_YOUR ASSIGNMENT_:
What is the number of lines in the data holding the word "telephone"? Give that number by itself.

———

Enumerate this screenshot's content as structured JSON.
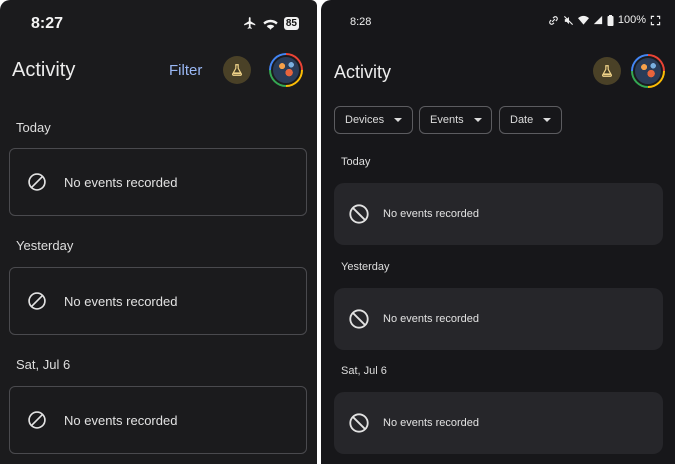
{
  "left_screen": {
    "status_time": "8:27",
    "battery": "85",
    "title": "Activity",
    "filter_label": "Filter",
    "sections": [
      {
        "label": "Today",
        "message": "No events recorded"
      },
      {
        "label": "Yesterday",
        "message": "No events recorded"
      },
      {
        "label": "Sat, Jul 6",
        "message": "No events recorded"
      }
    ]
  },
  "right_screen": {
    "status_time": "8:28",
    "battery": "100%",
    "title": "Activity",
    "chips": [
      {
        "label": "Devices"
      },
      {
        "label": "Events"
      },
      {
        "label": "Date"
      }
    ],
    "sections": [
      {
        "label": "Today",
        "message": "No events recorded"
      },
      {
        "label": "Yesterday",
        "message": "No events recorded"
      },
      {
        "label": "Sat, Jul 6",
        "message": "No events recorded"
      }
    ]
  },
  "icons": {
    "labs": "flask-icon",
    "empty": "no-entry-icon",
    "airplane": "airplane-icon",
    "wifi": "wifi-icon"
  },
  "colors": {
    "background": "#1b1b1d",
    "accent": "#9ab8f5",
    "labs_icon": "#f2d58a"
  }
}
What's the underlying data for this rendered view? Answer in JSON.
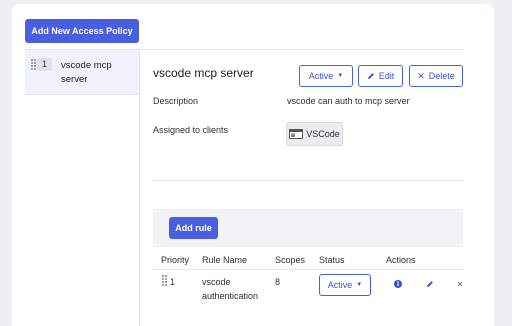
{
  "toolbar": {
    "add_policy_label": "Add New Access Policy"
  },
  "sidebar": {
    "items": [
      {
        "priority": "1",
        "name": "vscode mcp server"
      }
    ]
  },
  "detail": {
    "title": "vscode mcp server",
    "status_label": "Active",
    "edit_label": "Edit",
    "delete_label": "Delete",
    "description_label": "Description",
    "description_value": "vscode can auth to mcp server",
    "assigned_label": "Assigned to clients",
    "client_name": "VSCode"
  },
  "rules": {
    "add_rule_label": "Add rule",
    "headers": {
      "priority": "Priority",
      "rule_name": "Rule Name",
      "scopes": "Scopes",
      "status": "Status",
      "actions": "Actions"
    },
    "rows": [
      {
        "priority": "1",
        "name": "vscode authentication",
        "scopes": "8",
        "status": "Active"
      }
    ]
  },
  "icons": {
    "pencil": "pencil-icon",
    "close": "close-icon",
    "info": "info-icon",
    "caret": "caret-down-icon",
    "drag": "drag-handle-icon",
    "client": "app-icon"
  },
  "colors": {
    "accent": "#4a5fe0",
    "selected_bg": "#eff1fc",
    "panel_bg": "#f1f2f4"
  }
}
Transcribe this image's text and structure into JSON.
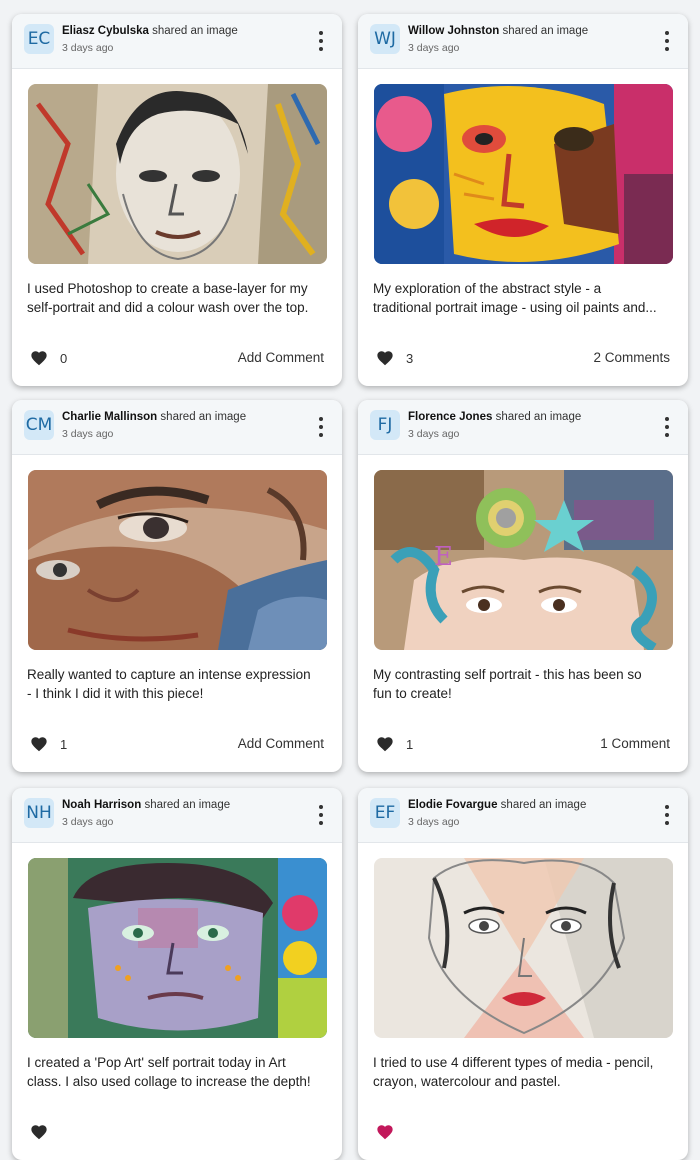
{
  "shared_text": "shared an image",
  "posts": [
    {
      "initials": "EC",
      "author": "Eliasz Cybulska",
      "time": "3 days ago",
      "caption": [
        "I used Photoshop to create a base-layer for my",
        "self-portrait and did a colour wash over the top."
      ],
      "likes": "0",
      "comments": "Add Comment",
      "heart_color": "#2b2b2b"
    },
    {
      "initials": "WJ",
      "author": "Willow Johnston",
      "time": "3 days ago",
      "caption": [
        "My exploration of the abstract style - a",
        "traditional portrait image - using oil paints and..."
      ],
      "likes": "3",
      "comments": "2 Comments",
      "heart_color": "#2b2b2b"
    },
    {
      "initials": "CM",
      "author": "Charlie Mallinson",
      "time": "3 days ago",
      "caption": [
        "Really wanted to capture an intense expression",
        "- I think I did it with this piece!"
      ],
      "likes": "1",
      "comments": "Add Comment",
      "heart_color": "#2b2b2b"
    },
    {
      "initials": "FJ",
      "author": "Florence Jones",
      "time": "3 days ago",
      "caption": [
        "My contrasting self portrait - this has been so",
        "fun to create!"
      ],
      "likes": "1",
      "comments": "1 Comment",
      "heart_color": "#2b2b2b"
    },
    {
      "initials": "NH",
      "author": "Noah Harrison",
      "time": "3 days ago",
      "caption": [
        "I created a 'Pop Art' self portrait today in Art",
        "class. I also used collage to increase the depth!"
      ],
      "likes": "",
      "comments": "",
      "heart_color": "#2b2b2b"
    },
    {
      "initials": "EF",
      "author": "Elodie Fovargue",
      "time": "3 days ago",
      "caption": [
        "I tried to use 4 different types of media - pencil,",
        "crayon, watercolour and pastel."
      ],
      "likes": "",
      "comments": "",
      "heart_color": "#c2185b"
    }
  ]
}
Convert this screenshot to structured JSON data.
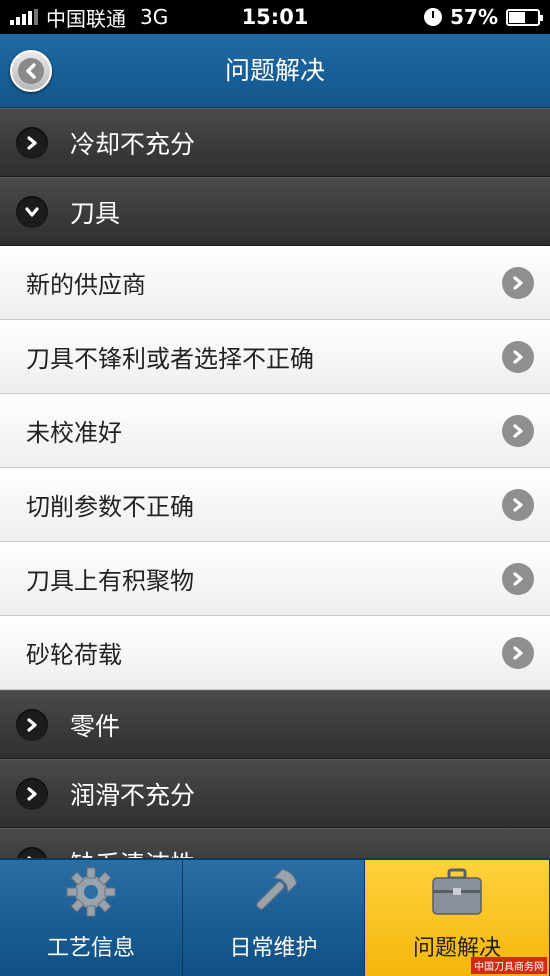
{
  "status_bar": {
    "carrier": "中国联通",
    "network": "3G",
    "time": "15:01",
    "battery": "57%",
    "battery_level": 0.57
  },
  "header": {
    "title": "问题解决"
  },
  "sections": [
    {
      "label": "冷却不充分",
      "expanded": false,
      "items": []
    },
    {
      "label": "刀具",
      "expanded": true,
      "items": [
        "新的供应商",
        "刀具不锋利或者选择不正确",
        "未校准好",
        "切削参数不正确",
        "刀具上有积聚物",
        "砂轮荷载"
      ]
    },
    {
      "label": "零件",
      "expanded": false,
      "items": []
    },
    {
      "label": "润滑不充分",
      "expanded": false,
      "items": []
    },
    {
      "label": "缺乏清洁性",
      "expanded": false,
      "items": []
    }
  ],
  "tabs": [
    {
      "label": "工艺信息",
      "icon": "gear-icon",
      "active": false
    },
    {
      "label": "日常维护",
      "icon": "wrench-icon",
      "active": false
    },
    {
      "label": "问题解决",
      "icon": "toolbox-icon",
      "active": true
    }
  ],
  "watermark": "中国刀具商务网",
  "colors": {
    "header": "#13568d",
    "active_tab": "#f4b60c",
    "section": "#3a3a3a"
  }
}
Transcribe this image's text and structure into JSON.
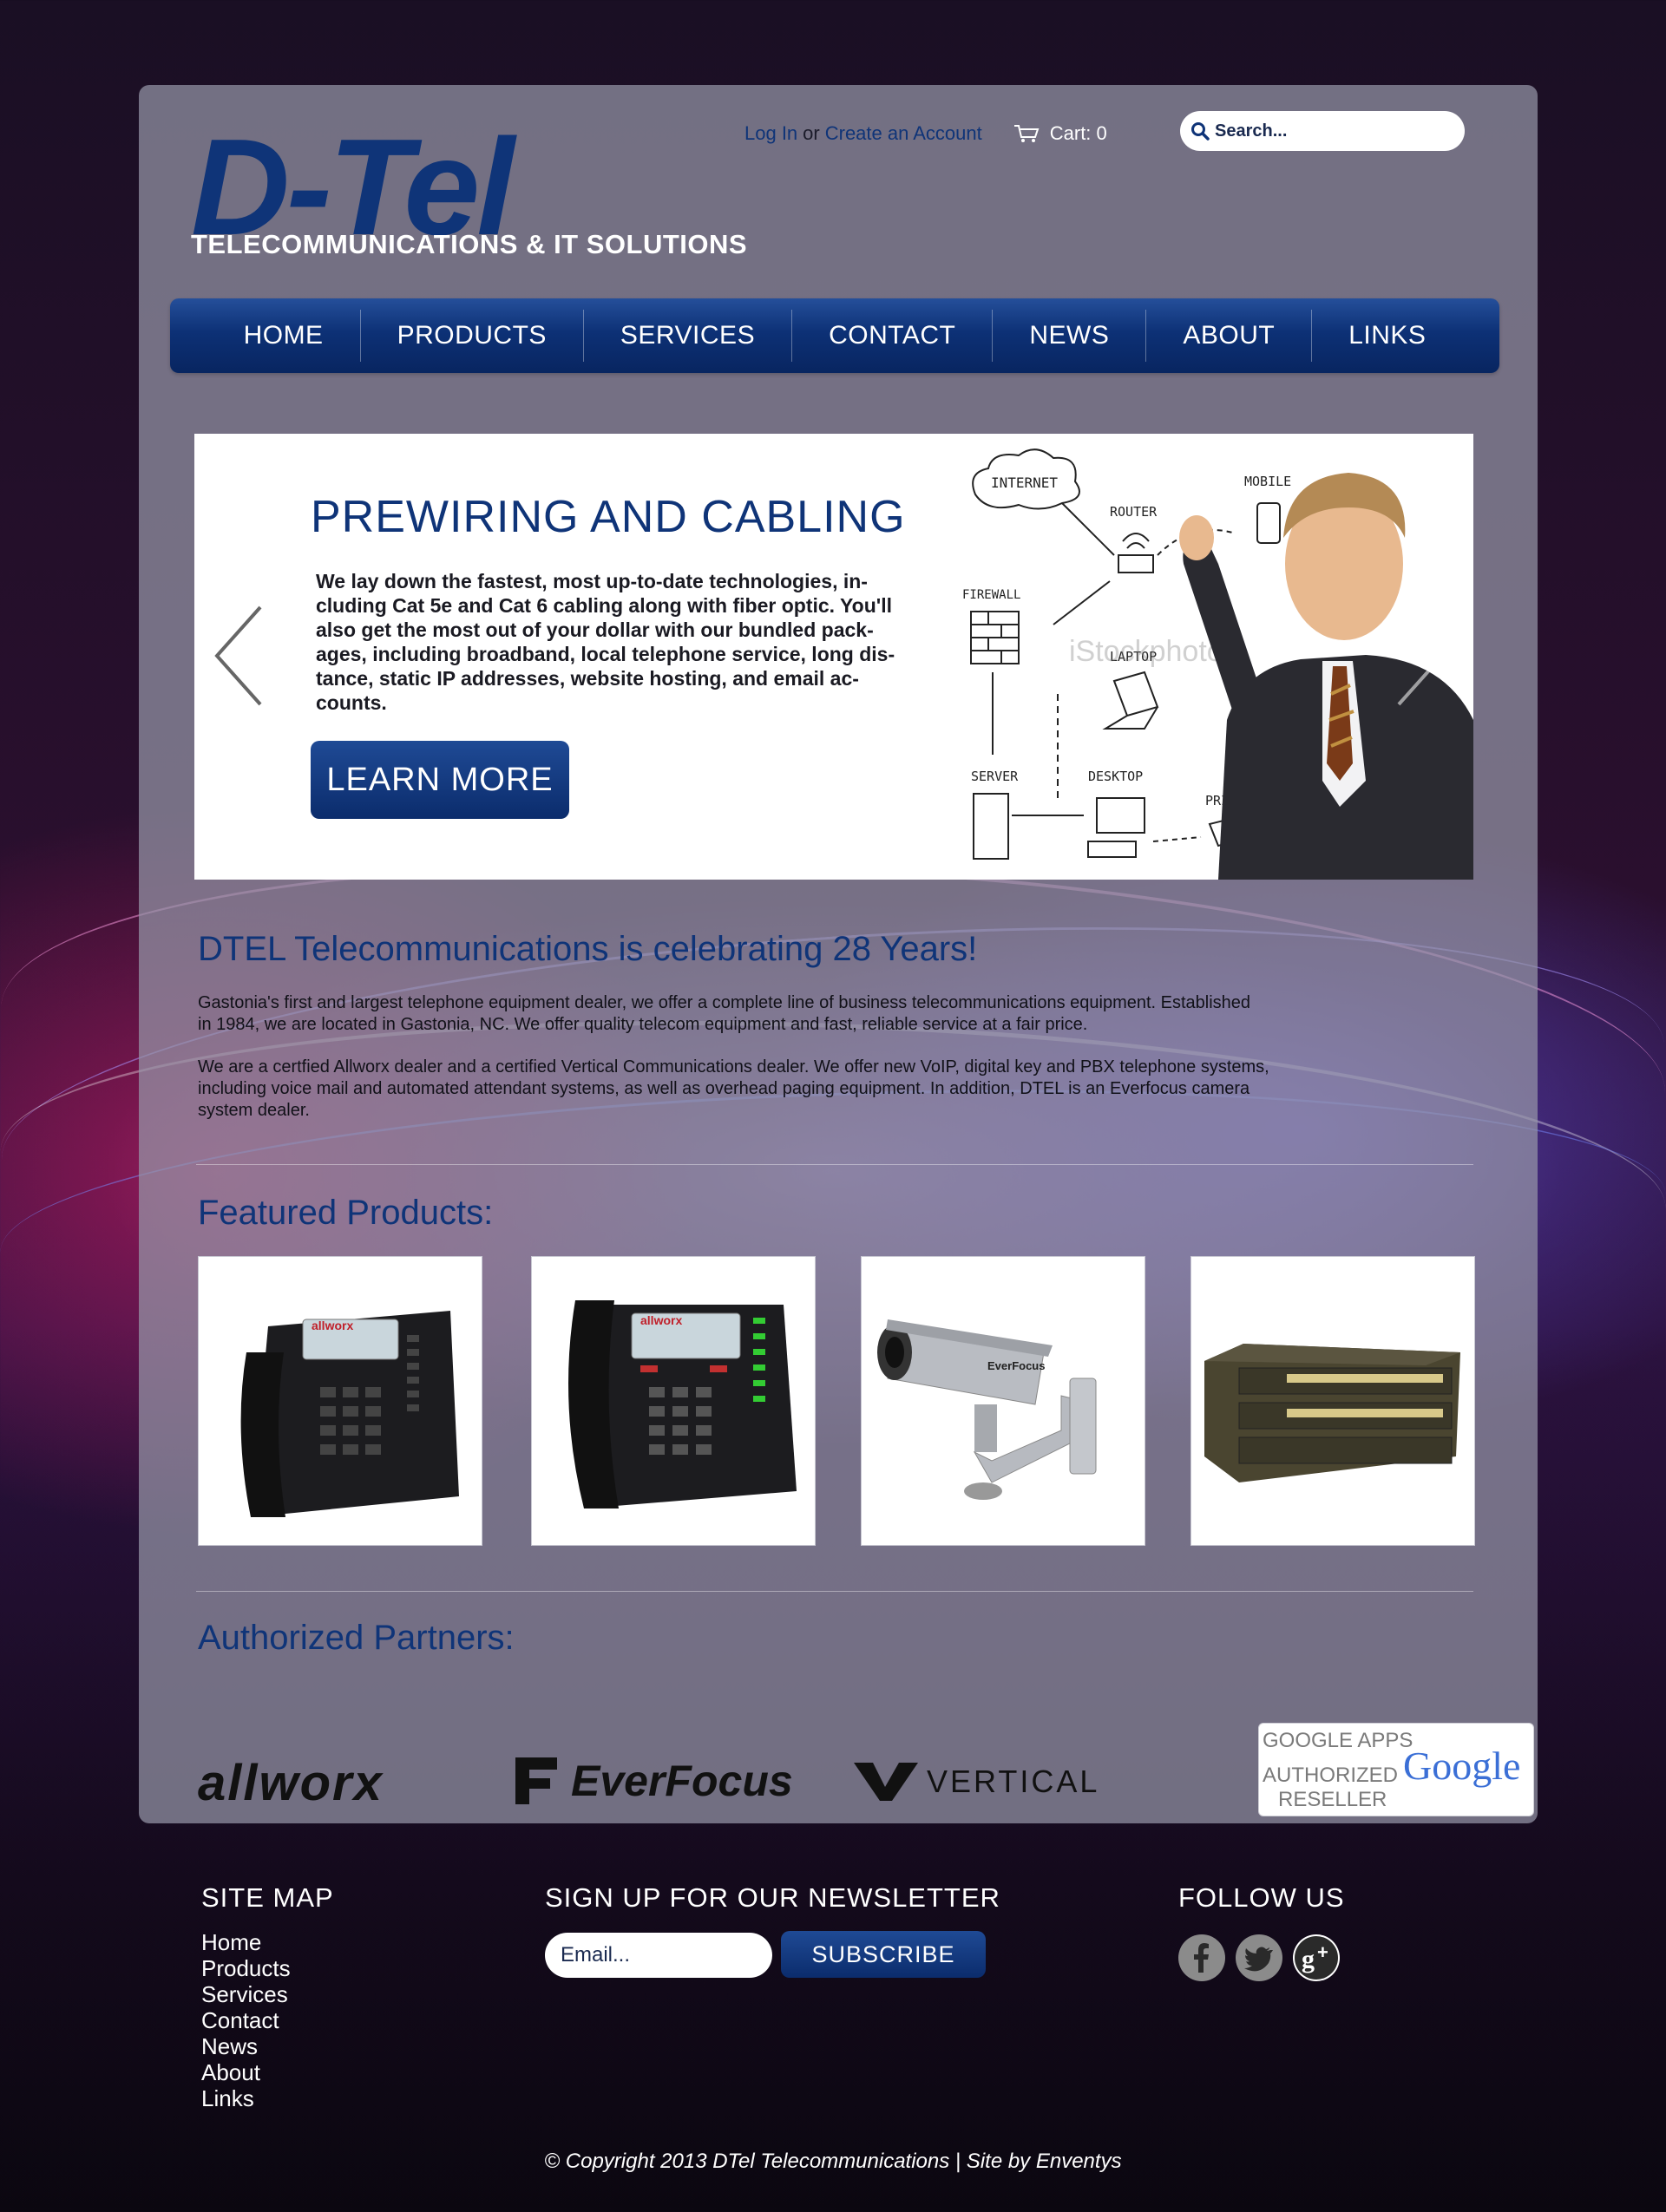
{
  "colors": {
    "brand_navy": "#0f3478",
    "nav_gradient_top": "#254f9a",
    "nav_gradient_bottom": "#082560",
    "panel": "#9696a8",
    "footer_text": "#ffffff"
  },
  "header": {
    "logo_mark": "D-Tel",
    "logo_tagline": "TELECOMMUNICATIONS & IT SOLUTIONS",
    "login_label": "Log In",
    "or_label": "or",
    "create_account_label": "Create an Account",
    "cart_icon": "cart-icon",
    "cart_label": "Cart: 0",
    "search_placeholder": "Search...",
    "search_icon": "search-icon"
  },
  "nav": {
    "items": [
      {
        "label": "HOME"
      },
      {
        "label": "PRODUCTS"
      },
      {
        "label": "SERVICES"
      },
      {
        "label": "CONTACT"
      },
      {
        "label": "NEWS"
      },
      {
        "label": "ABOUT"
      },
      {
        "label": "LINKS"
      }
    ]
  },
  "slider": {
    "title": "PREWIRING AND CABLING",
    "text_lines": [
      "We lay down the fastest, most up-to-date technologies, in-",
      "cluding Cat 5e and Cat 6 cabling along with fiber optic. You'll",
      "also get the most out of your dollar with our bundled pack-",
      "ages, including broadband, local telephone service, long dis-",
      "tance, static IP addresses, website hosting, and email ac-",
      "counts."
    ],
    "button_label": "LEARN MORE",
    "prev_icon": "chevron-left-icon",
    "next_icon": "chevron-right-icon",
    "diagram_labels": {
      "internet": "INTERNET",
      "router": "ROUTER",
      "mobile": "MOBILE",
      "firewall": "FIREWALL",
      "laptop": "LAPTOP",
      "server": "SERVER",
      "desktop": "DESKTOP",
      "printer": "PRINTER",
      "watermark": "iStockphoto"
    }
  },
  "about": {
    "heading": "DTEL Telecommunications is celebrating 28 Years!",
    "paragraph1_lines": [
      "Gastonia's first and largest telephone equipment dealer, we offer a complete line of business telecommunications equipment. Established",
      "in 1984, we are located in Gastonia, NC. We offer quality telecom equipment and fast, reliable service at a fair price."
    ],
    "paragraph2_lines": [
      "We are a certfied Allworx dealer and a certified Vertical Communications dealer. We offer new VoIP, digital key and PBX telephone systems,",
      "including voice mail and automated attendant systems, as well as overhead paging equipment. In addition, DTEL is an Everfocus camera",
      "system dealer."
    ]
  },
  "featured": {
    "heading": "Featured Products:",
    "products": [
      {
        "name": "allworx-phone-1",
        "brand_text": "allworx"
      },
      {
        "name": "allworx-phone-2",
        "brand_text": "allworx"
      },
      {
        "name": "everfocus-camera",
        "brand_text": "EverFocus"
      },
      {
        "name": "vertical-switch",
        "brand_text": ""
      }
    ]
  },
  "partners": {
    "heading": "Authorized Partners:",
    "allworx": "allworx",
    "everfocus": "EverFocus",
    "vertical": "VERTICAL",
    "google_badge": {
      "line1": "GOOGLE APPS",
      "line2": "AUTHORIZED",
      "line3": "RESELLER",
      "google": "Google"
    }
  },
  "footer": {
    "sitemap_heading": "SITE MAP",
    "sitemap_links": [
      "Home",
      "Products",
      "Services",
      "Contact",
      "News",
      "About",
      "Links"
    ],
    "newsletter_heading": "SIGN UP FOR OUR NEWSLETTER",
    "email_placeholder": "Email...",
    "subscribe_label": "SUBSCRIBE",
    "follow_heading": "FOLLOW US",
    "social_icons": [
      "facebook-icon",
      "twitter-icon",
      "google-plus-icon"
    ],
    "copyright": "© Copyright 2013 DTel Telecommunications  |  Site by Enventys"
  }
}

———

_WRITTEN RESPONSE_:
3